This is how to make that delicious French dish, duck confit, but with a sous vide. The possible blasphemy here is dangerous.... but the results are absolutely sensational - so I'll take the heat! So for starters, what is "confit"? Essentially the process refers to a meat being salt cured and then cooked low and slow in its own fat. This process produces meltingly tender results, and allows for the meat to be preserved and stored before cooking. But this is where the issue comes about - the handling of all that fat in such enormous quantities can pose problems in storage, especially if you've got limited space, and can cause a few... family dramas, which in turn can cause a large amount of fat wastage. This is where the next method, "sous vide" comes into play. Sous vide means "under vacuum". Essentially, sous vide should accomplish similar results to the traditional confit method by reducing available space around the duck meat through vacuum. With herbs and aromatics added, and a tablespoon of duck fat, that pot of fat is reduced to a thin, but highly effective layer around the duck, essentially performing a similar duty. The advantages here are in the results. Its hard to overcook the duck - at the temperature we're cooking at we're achieving four things: meltingly tender, deep flavour, essentially pasteurized meat, and while retaining a gorgeous redness throughout. The disadvantages are primarily TIME. This will take about 40ish hours at this temperature. The other disadvantage is the equipment - you'll need sous vide to achieve these results, but I think it is well worth the investment for the sheer variety of things you can do with it. The exact process of how I made this specific dish will be on my website, though I encourage you to take the method and go wild with it. What flavour profiles can you come up with for your duck leg? The possibilities are vast! Socials: https://www.instagram.com/casterazucar https://www.twitter.com/casterazucar https://www.tiktok.com/@casterazucar Website : https://www.CasterAzucar.com
SPANISH ONION SOUP
A whole load of of onions and and a hit of garlic. Give them a sauna. Make them sweat. Wilt. Reduce. Caramelize. Lace it with thyme and La Chinata Smoked Paprika and stretch it out with beef bone broth. Then on the side, fry tortillas with manchego pressed between with fresh chilli, salt, pepper and lime. BURSTING with flavour! Recipe available at CASTERAZUCAR.COM Music by Dj Quads Soundcloud.com/aka-dj-quads
VEGAN MAGIC SALT #shorts
I'm a huge fan of chicken salt. For those of you who don't what that is, it is the BEST salt.
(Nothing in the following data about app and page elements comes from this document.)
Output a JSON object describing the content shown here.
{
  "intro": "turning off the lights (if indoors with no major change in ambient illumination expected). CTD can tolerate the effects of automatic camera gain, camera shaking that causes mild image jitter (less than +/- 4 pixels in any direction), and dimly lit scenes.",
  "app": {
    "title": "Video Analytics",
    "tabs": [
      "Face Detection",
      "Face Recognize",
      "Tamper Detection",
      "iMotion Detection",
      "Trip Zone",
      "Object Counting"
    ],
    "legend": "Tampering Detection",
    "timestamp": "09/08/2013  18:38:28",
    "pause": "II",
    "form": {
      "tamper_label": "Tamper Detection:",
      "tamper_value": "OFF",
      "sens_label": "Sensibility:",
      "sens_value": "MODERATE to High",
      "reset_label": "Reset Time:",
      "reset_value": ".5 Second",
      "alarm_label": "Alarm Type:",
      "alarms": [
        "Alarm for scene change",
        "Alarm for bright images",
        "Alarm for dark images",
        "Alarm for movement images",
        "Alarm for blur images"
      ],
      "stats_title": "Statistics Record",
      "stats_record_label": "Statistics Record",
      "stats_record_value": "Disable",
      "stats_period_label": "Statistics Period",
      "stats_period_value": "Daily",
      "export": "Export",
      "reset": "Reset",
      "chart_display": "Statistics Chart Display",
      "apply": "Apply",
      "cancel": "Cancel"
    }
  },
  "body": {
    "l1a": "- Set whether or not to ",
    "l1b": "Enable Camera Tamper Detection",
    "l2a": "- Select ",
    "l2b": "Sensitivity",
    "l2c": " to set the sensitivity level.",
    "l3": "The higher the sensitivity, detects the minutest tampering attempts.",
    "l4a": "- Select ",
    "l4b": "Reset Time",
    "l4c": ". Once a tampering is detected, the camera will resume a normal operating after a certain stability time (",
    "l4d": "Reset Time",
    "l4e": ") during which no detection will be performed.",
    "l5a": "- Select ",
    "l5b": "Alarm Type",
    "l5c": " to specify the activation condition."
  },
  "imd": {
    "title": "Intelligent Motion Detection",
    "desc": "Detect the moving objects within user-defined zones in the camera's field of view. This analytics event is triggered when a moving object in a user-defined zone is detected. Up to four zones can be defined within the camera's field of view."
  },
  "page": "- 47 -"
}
Packed full of flavour and great on nearly everything. This is my slightly spicy, deep flavour vegan edition. Music by the ever awesome DJ Quads. Check out his stuff on soundcloud.com/aka-dj-quads